So a few days ago, a very popular feminist magazine, Bitch: Feminist Response to Pop Culture, put together a list of 100 Young Adult Books for the Feminist Reader on its website. It’s got everything from Judy Blume to Laurie Halse Anderson and was originally heralded by many commenters as a tremendous resource for teens. Then, the crapstorm hit.
I won’t get into all the details, because it’s a lengthy debate involving nearly 200 comments. In a nutshell, after a couple of people (and by that I mean one or two loud folks) complained about the inclusion of certain books they didn’t believe deserved to be on the list, Bitch Media caved and pulled three titles from the list. (Here are some great CliffsNotes versions of the controversy, if you’d like a better explanation: Chasing Ray and Smart Bitches, Trashy Books.)
What really struck me about this entire debate is that one of the books, Sisters Red by Jackson Pearce, was yanked because of a single passage in the book that looked like it couldn’t have been more than a page long.
Full disclosure: I have not read this book. What I’m responding to here is the idea that an entire book can be judged based on a couple of paragraphs. As an author, I find this appalling.
Now, I did read the passage in question. It’s a whopping 500 words. (You can read it here on Glen Akin’s blog.)
Given all the hype, I expected these excerpts to be pretty damning. An entire book was deemed unfit for feminist consumption because of 500 words, so those must be some soul-cringing, close-your-eyes, OMG!, she-said-what???, 500 words.
My reaction? I don’t get it.
I actually had to read the offended blogger’s entire explanation to understand what was so abhorrent in their interpretation. And there in lies the rub. People were offended by one possible interpretation of what was written—in this case, claiming that the passage encourages “rape culture” by “blaming the victim” for wearing revealing clothes that attract negative attention and therefore violence.
Here’s the thing: Sisters Red is not about rape. The selected passage is not about rape. The book is a retelling of Little Red Riding Hood where two sisters in red capes are hunting werewolves; and in this mythology, werewolves are attracted to pretty girls in pretty clothes. One of the Red-Riding-Werewolf-Hunting-Sisters is permanently disfigured from a previous werewolf attack, thus clouding her view of the world and pretty girls in general.
I read the objectionable passage cold, without knowing much about the book or its character, and came to this interpretation: Wow, this werewolf hunter girl is really bitter. Talk about a jealous streak. Ouch.
Don’t get me wrong, some of this character’s internal monologue is dark, but even she backtracks from her initial thought of, “I should let the Fenris [werewolf] have you,” to thinking in the next sentence, “No, I didn’t mean that.”
But even if she did—characters think bad things in books all the time. That’s what makes them characters we love to hate, or characters we’re dying to understand, or characters we want to see redeemed. It’s the nature of storytelling.

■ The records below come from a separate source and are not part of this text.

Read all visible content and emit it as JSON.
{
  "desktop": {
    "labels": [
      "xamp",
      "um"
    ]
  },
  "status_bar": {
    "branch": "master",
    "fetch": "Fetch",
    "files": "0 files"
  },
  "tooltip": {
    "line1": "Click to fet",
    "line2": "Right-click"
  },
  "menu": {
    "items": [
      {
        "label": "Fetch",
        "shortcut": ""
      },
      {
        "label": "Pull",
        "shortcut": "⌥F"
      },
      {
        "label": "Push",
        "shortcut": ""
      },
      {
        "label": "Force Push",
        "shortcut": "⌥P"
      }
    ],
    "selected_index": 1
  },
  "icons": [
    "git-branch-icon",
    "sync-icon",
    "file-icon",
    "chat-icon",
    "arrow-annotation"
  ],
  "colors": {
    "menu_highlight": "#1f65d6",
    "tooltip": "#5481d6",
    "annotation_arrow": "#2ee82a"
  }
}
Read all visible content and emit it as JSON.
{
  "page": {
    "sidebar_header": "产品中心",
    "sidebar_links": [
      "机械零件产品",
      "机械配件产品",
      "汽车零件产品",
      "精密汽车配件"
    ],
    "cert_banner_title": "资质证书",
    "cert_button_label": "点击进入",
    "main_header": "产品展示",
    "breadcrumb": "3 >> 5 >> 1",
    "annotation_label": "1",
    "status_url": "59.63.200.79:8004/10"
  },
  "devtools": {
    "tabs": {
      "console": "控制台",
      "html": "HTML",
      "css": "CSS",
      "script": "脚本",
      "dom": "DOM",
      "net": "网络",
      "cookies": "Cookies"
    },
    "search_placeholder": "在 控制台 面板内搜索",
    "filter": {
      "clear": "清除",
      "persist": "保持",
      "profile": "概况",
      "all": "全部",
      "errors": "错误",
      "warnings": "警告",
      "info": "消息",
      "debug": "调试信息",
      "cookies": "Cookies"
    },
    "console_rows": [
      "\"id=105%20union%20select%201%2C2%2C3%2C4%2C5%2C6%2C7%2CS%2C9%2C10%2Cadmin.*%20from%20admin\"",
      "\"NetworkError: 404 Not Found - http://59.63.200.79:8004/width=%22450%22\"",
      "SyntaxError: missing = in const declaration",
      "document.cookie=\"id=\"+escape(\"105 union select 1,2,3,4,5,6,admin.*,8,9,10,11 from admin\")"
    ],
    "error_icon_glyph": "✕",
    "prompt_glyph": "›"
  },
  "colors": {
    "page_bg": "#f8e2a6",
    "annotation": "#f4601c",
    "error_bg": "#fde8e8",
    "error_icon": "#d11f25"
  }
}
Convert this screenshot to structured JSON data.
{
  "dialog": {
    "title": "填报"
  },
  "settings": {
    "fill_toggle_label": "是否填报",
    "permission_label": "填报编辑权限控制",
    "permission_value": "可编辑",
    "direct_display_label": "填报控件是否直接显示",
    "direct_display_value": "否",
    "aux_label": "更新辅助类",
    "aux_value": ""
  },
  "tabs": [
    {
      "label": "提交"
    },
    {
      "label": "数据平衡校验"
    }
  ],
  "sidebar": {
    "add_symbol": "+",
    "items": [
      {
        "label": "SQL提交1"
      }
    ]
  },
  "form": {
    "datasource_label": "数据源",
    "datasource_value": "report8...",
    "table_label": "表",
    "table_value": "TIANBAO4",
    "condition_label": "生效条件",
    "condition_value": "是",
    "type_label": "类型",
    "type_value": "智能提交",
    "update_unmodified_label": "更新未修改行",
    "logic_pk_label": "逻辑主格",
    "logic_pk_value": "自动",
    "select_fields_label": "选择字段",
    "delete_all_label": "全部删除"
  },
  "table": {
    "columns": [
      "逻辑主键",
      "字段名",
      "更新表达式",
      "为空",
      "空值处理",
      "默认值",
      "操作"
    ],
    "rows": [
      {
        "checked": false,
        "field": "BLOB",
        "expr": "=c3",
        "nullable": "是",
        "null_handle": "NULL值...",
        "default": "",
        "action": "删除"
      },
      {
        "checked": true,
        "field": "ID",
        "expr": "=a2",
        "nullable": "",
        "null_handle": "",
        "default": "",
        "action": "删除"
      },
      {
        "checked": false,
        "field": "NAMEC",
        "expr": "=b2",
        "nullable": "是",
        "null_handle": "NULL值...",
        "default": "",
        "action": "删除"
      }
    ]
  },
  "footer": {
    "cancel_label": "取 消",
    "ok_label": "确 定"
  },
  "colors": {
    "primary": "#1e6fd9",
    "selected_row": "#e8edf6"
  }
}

But to take a character’s one-page worth of negative thoughts about werewolf hunting and interpret them to be about rape, then use those 500 words as a reason to deem an entire book as unworthy of feminist readers is just plain wrong. I could only imagine how some of my characters’ thoughts would be interpreted if picked apart sentence-by-sentence out of context. I doubt many books would stand up to such scrutiny.
And I’m sure this type of scrutiny goes on in public libraries and school districts across the country when books are brought up to be banned. But I would never expect to see such a debate, or such a quick yanking of a title, from a website that calls itself Bitch Media.